I’ll bet you have a few field guide books in your library. If they are small enough and paperback, you probably put them in your pocket or knapsack and carry them with you on hikes to help identify the plants you find. You may even keep a book or a small library in your car for ready reference.
In the last several years many of us have also started to carry around small pocket computers or “smartphones.” It seems only logical that digital versions of field guides stored on a smartphone would replace paperback copies. Perhaps you have even tried out one or two yourself.
However I have to say that in practice I have found these apps lacking in some respect or another myself. What I have been turning to instead for field identification is some form of social media. Two tools that I like are iNaturalist and (yes) Facebook.
This actually makes sense if you think about it. What has been the one thing in your experience that has been even better than carrying around a field guide to identify plants? How about if you had a panel of expert plant botanists at your side all the time?
That’s exactly what you get with a Facebook group devoted to plant identification. Okay, not everyone in the group is an expert but some of them are. There are plenty of groups like this to choose from, but one that I especially like is Texas Flora.

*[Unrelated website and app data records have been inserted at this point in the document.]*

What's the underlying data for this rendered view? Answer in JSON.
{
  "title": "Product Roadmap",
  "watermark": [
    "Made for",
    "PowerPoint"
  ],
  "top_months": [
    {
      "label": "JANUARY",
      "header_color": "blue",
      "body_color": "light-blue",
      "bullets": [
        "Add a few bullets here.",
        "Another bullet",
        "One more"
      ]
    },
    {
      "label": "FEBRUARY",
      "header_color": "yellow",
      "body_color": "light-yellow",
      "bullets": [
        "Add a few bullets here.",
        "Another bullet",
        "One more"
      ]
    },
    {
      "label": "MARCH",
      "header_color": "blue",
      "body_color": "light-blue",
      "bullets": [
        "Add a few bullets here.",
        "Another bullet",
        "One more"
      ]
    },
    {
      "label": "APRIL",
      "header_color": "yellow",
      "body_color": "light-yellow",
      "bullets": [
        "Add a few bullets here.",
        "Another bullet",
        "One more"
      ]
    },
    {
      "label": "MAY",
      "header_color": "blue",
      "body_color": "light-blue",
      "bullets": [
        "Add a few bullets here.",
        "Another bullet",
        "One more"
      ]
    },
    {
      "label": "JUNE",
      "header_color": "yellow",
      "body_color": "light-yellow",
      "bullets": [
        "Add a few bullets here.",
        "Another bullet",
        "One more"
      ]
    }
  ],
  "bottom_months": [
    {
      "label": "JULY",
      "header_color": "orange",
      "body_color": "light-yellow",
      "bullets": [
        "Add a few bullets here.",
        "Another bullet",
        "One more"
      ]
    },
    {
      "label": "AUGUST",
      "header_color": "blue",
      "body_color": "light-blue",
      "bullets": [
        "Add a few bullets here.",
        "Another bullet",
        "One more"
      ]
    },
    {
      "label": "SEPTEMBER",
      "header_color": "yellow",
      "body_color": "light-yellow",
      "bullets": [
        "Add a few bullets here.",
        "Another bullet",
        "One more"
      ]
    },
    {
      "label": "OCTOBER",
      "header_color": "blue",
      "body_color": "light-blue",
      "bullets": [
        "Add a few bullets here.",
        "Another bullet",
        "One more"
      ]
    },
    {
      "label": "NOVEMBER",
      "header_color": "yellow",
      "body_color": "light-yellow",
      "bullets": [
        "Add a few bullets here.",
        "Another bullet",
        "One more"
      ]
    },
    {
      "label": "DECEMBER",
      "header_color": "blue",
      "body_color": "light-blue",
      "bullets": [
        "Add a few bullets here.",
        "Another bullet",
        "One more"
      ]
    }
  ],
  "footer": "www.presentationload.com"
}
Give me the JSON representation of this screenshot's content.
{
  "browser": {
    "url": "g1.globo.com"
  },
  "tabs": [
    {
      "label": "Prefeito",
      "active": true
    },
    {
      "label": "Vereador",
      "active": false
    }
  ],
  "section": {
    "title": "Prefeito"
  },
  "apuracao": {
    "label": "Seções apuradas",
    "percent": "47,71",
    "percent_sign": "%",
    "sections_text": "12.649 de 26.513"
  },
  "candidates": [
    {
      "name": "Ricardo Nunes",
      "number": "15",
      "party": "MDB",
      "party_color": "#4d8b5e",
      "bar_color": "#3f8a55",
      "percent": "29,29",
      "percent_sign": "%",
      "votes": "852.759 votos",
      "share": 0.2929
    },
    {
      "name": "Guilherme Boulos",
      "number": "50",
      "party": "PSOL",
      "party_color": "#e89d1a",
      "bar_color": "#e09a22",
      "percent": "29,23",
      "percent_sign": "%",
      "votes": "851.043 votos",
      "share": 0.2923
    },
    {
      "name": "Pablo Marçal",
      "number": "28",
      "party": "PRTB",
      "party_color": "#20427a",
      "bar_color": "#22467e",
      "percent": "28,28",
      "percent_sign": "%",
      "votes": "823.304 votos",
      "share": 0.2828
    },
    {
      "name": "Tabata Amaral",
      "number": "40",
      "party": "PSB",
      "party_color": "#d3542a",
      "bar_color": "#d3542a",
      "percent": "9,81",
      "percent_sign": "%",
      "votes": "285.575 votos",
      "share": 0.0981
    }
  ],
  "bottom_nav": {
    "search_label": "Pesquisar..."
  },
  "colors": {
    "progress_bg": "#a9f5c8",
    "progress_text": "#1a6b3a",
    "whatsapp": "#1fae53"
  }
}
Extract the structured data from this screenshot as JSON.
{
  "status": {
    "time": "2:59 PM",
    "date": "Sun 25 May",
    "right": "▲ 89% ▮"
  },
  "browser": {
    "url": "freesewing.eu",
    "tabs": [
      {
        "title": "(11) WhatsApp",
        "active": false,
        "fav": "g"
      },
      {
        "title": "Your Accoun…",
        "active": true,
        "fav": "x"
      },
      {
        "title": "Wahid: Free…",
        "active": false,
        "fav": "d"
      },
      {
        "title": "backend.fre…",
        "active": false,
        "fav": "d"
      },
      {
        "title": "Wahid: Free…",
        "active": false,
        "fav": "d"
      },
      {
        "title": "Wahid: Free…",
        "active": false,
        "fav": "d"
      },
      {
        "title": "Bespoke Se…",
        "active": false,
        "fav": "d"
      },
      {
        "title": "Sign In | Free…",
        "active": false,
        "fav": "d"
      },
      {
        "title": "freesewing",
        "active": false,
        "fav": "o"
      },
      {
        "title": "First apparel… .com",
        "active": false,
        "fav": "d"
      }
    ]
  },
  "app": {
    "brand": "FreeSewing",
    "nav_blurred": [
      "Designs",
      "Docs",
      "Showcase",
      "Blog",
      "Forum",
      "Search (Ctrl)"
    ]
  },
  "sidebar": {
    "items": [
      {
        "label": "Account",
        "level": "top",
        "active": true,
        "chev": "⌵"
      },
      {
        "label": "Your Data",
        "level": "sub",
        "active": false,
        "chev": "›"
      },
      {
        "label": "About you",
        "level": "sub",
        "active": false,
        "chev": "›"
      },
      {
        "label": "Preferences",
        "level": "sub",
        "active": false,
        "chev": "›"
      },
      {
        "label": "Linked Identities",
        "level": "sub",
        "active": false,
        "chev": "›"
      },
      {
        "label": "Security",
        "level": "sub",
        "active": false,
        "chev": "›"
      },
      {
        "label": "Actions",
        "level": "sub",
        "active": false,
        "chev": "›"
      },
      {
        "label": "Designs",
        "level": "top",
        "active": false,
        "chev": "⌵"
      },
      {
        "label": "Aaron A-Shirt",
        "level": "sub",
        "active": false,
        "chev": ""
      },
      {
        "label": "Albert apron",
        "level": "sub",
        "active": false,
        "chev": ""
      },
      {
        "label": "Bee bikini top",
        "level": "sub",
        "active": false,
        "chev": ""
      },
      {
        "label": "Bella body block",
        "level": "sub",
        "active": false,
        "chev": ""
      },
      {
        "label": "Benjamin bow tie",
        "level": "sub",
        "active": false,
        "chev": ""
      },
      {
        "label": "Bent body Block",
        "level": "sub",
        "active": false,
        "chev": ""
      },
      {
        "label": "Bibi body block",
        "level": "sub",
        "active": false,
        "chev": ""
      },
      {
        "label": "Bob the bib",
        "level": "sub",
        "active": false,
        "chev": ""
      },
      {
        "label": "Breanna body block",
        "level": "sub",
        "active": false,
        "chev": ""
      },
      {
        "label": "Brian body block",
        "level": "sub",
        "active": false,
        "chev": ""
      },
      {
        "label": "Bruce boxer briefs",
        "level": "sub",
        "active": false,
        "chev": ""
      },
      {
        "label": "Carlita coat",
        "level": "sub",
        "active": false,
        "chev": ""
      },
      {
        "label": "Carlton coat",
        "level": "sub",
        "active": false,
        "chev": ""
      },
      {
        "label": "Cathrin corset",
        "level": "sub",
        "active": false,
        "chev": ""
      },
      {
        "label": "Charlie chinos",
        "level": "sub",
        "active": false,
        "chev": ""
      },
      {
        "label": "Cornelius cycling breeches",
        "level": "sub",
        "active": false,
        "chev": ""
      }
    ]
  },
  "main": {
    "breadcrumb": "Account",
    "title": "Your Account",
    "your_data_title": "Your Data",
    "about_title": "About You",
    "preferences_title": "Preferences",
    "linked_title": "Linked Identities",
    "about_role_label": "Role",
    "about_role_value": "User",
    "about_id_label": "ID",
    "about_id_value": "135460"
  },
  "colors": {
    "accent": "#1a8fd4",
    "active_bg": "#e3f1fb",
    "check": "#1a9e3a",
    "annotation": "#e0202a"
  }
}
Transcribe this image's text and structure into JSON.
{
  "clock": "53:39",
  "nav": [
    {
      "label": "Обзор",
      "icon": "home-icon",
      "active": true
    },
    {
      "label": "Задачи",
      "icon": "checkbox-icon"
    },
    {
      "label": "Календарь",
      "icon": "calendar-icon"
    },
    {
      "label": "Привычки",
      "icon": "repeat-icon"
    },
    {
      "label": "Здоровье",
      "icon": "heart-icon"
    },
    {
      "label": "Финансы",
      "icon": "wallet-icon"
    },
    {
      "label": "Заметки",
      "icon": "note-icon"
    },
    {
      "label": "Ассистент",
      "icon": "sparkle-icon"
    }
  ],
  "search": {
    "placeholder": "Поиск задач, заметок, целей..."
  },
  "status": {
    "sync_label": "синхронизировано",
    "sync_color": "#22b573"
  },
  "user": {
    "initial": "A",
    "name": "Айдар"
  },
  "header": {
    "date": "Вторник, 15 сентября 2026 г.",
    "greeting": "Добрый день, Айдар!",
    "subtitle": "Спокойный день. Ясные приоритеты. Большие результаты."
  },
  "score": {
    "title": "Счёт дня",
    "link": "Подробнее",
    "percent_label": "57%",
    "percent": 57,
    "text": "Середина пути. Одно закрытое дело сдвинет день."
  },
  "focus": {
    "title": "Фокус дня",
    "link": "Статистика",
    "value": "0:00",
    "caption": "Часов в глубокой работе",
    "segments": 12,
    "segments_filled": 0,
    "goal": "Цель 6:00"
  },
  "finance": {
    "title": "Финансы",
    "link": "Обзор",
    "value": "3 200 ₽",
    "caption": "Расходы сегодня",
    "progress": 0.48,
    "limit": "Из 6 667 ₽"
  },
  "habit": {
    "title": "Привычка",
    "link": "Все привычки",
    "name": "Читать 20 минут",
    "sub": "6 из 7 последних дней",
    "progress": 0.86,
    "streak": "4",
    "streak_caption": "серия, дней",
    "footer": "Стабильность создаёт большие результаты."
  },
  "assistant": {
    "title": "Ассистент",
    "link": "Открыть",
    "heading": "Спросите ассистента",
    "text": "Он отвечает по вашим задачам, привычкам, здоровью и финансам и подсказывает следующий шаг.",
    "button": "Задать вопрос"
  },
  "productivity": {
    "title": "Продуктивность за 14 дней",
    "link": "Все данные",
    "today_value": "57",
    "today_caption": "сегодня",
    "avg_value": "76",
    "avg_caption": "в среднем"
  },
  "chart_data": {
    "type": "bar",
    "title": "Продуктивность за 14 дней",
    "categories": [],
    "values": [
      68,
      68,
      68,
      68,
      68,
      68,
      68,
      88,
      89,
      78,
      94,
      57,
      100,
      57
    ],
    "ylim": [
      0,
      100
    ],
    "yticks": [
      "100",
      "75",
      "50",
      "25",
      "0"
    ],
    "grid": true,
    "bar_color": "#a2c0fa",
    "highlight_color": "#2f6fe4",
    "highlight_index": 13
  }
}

Texas Flora was started by Michael Eason and now has upwards of 2000 members. It’s also officially sponsored by our Society. At its last meeting, the state board appointed Kim Conrow as a group moderator. Of course you have to be on Facebook to participate. Just search Facebook for the group and request to join. Once you get access you can share photos of plants you need identification help with, and you can also help others with identification. The group also posts information about plants and organizations with an interest in plants.
Another outstanding tool is iNaturalist. Like Facebook it depends on “crowdsourcing” for field identification. This tool has been around since 2008 and has over 70,000 users. Although I had heard of it from friends and even registered on it, I did not actually become an active user until Cullen Hanks of Texas Parks and Wildlife gave a demo at the Annual Symposium in Austin last October.
Once they register themselves at www.iNaturalist.org, users make observations and log them under their account. Observations can be organized into lists, according to location or kind or any other criteria. Observations may be identified at the time they are logged, or they may be placed in an “ID please” folder to get help from others in the iNaturalist community. The app is not just about plants either; you can also make observations of birds, insects or whatever your interest is.
I’ve started a list of plants and animals in my own yard, as well as another list of plants I find on field trips. Just as on other social media you can choose to follow other users and if you are interested in my lists and adventures, you may follow me at my userid “prairiepoint.” You’ll find lots of your friends and other Society members already on there too.
By the way, you don’t need a smartphone to use either one of these tools. In fact I prefer to take photos with a regular camera and upload them on my desktop computer.